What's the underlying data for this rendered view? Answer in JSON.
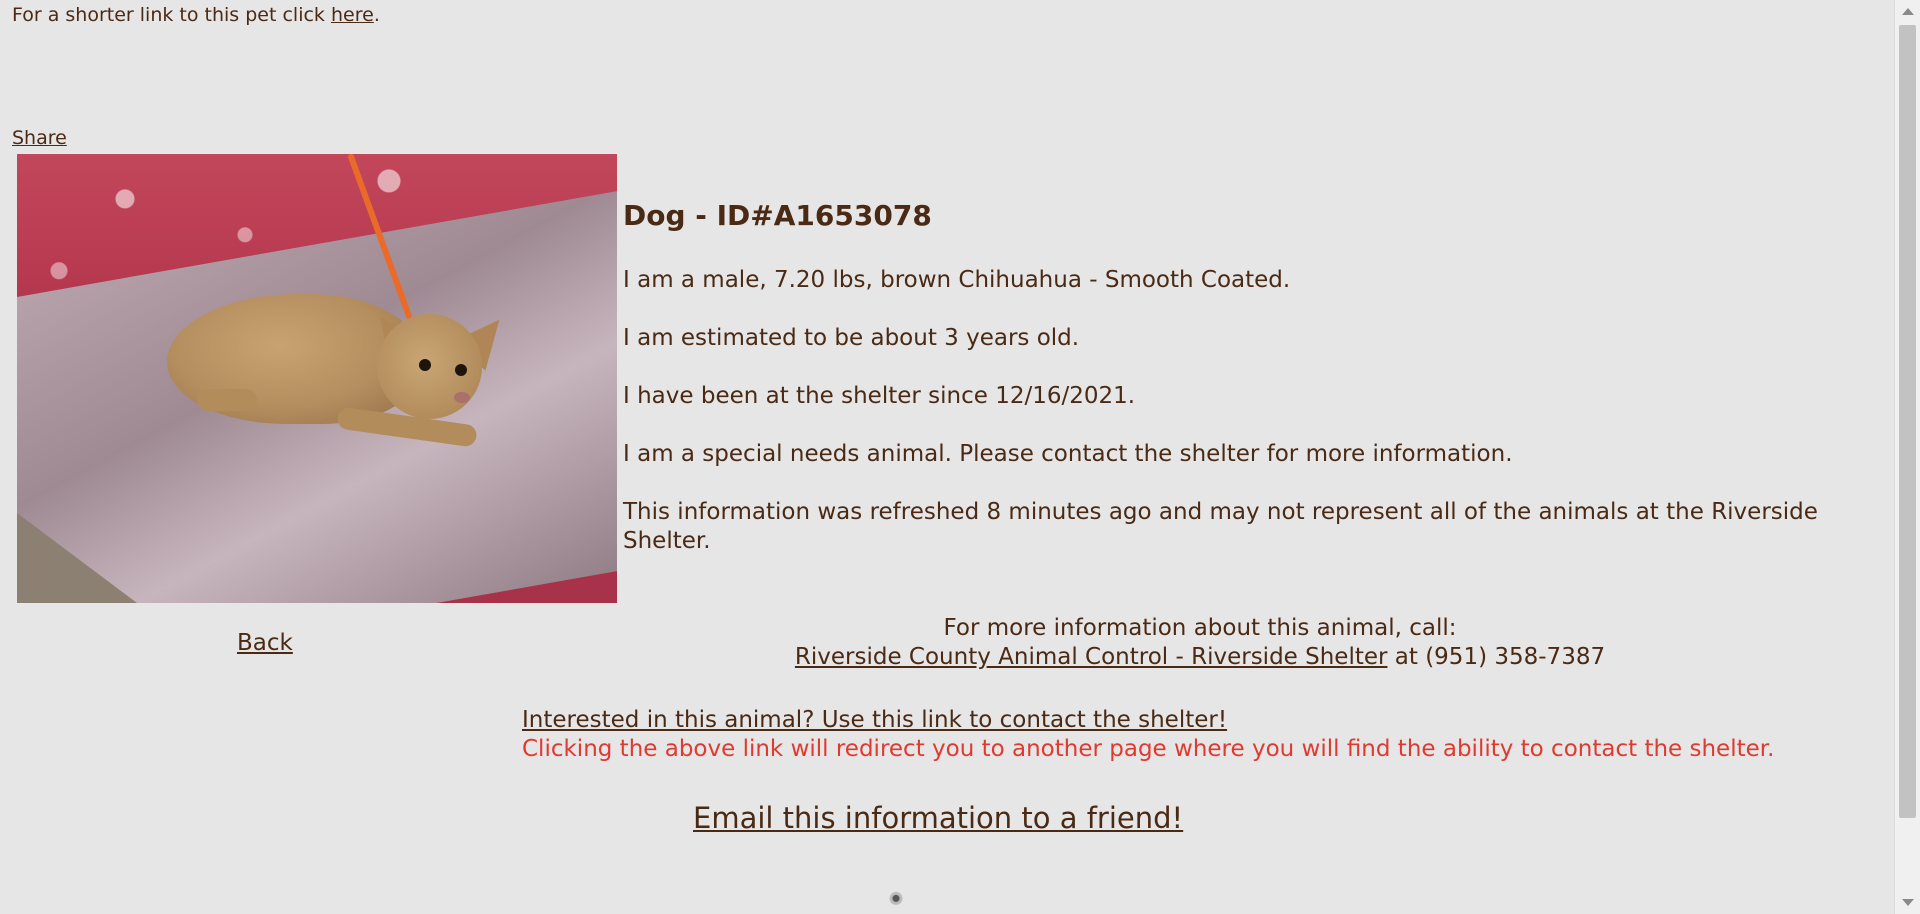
{
  "shortlink": {
    "prefix": "For a shorter link to this pet click ",
    "link": "here",
    "suffix": "."
  },
  "share_label": "Share",
  "photo": {
    "alt": "Photo of dog"
  },
  "pet": {
    "title": "Dog - ID#A1653078",
    "description": "I am a male, 7.20 lbs, brown Chihuahua - Smooth Coated.",
    "age": "I am estimated to be about 3 years old.",
    "since": "I have been at the shelter since 12/16/2021.",
    "special_needs": "I am a special needs animal. Please contact the shelter for more information.",
    "refresh": "This information was refreshed 8 minutes ago and may not represent all of the animals at the Riverside Shelter."
  },
  "back_label": "Back",
  "contact": {
    "line1": "For more information about this animal, call:",
    "shelter_link": "Riverside County Animal Control - Riverside Shelter",
    "at": " at (951) 358-7387"
  },
  "interest": {
    "link": "Interested in this animal? Use this link to contact the shelter!",
    "note": "Clicking the above link will redirect you to another page where you will find the ability to contact the shelter."
  },
  "email_label": "Email this information to a friend!",
  "colors": {
    "background": "#e6e6e6",
    "text": "#4a2a14",
    "warning": "#e03a30"
  }
}
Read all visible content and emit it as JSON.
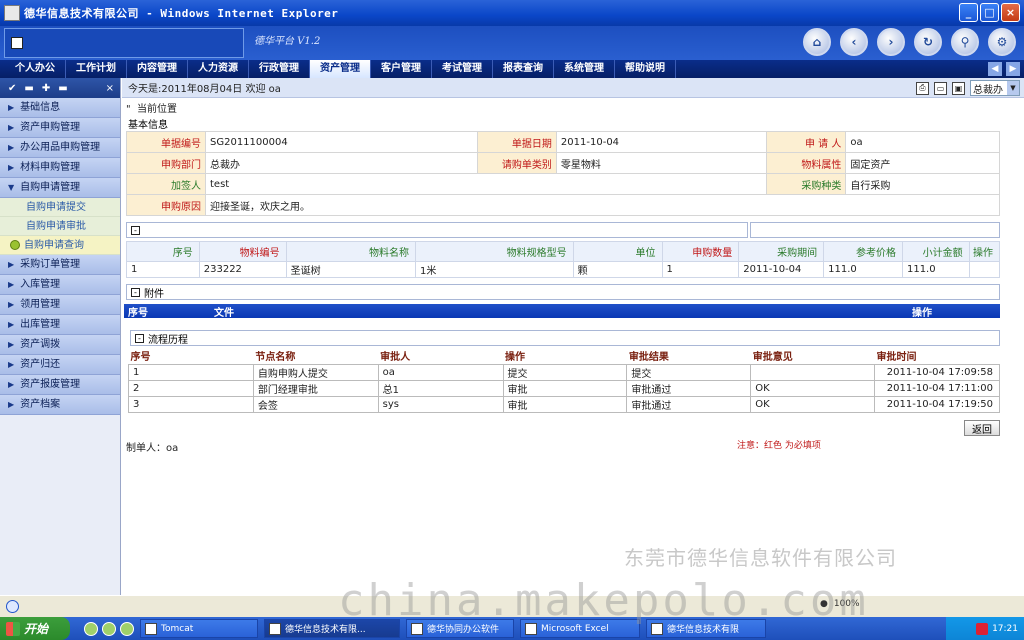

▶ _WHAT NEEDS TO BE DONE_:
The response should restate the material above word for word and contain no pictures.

▶ _ANSWER BOX_:
What's the underlying data for this rendered view? Answer in JSON.
{
  "shortlink": {
    "prefix": "For a shorter link to this pet click ",
    "link": "here",
    "suffix": "."
  },
  "share_label": "Share",
  "photo": {
    "alt": "Photo of dog"
  },
  "pet": {
    "title": "Dog - ID#A1653078",
    "description": "I am a male, 7.20 lbs, brown Chihuahua - Smooth Coated.",
    "age": "I am estimated to be about 3 years old.",
    "since": "I have been at the shelter since 12/16/2021.",
    "special_needs": "I am a special needs animal. Please contact the shelter for more information.",
    "refresh": "This information was refreshed 8 minutes ago and may not represent all of the animals at the Riverside Shelter."
  },
  "back_label": "Back",
  "contact": {
    "line1": "For more information about this animal, call:",
    "shelter_link": "Riverside County Animal Control - Riverside Shelter",
    "at": " at (951) 358-7387"
  },
  "interest": {
    "link": "Interested in this animal? Use this link to contact the shelter!",
    "note": "Clicking the above link will redirect you to another page where you will find the ability to contact the shelter."
  },
  "email_label": "Email this information to a friend!",
  "colors": {
    "background": "#e6e6e6",
    "text": "#4a2a14",
    "warning": "#e03a30"
  }
}
Read all visible content and emit it as JSON.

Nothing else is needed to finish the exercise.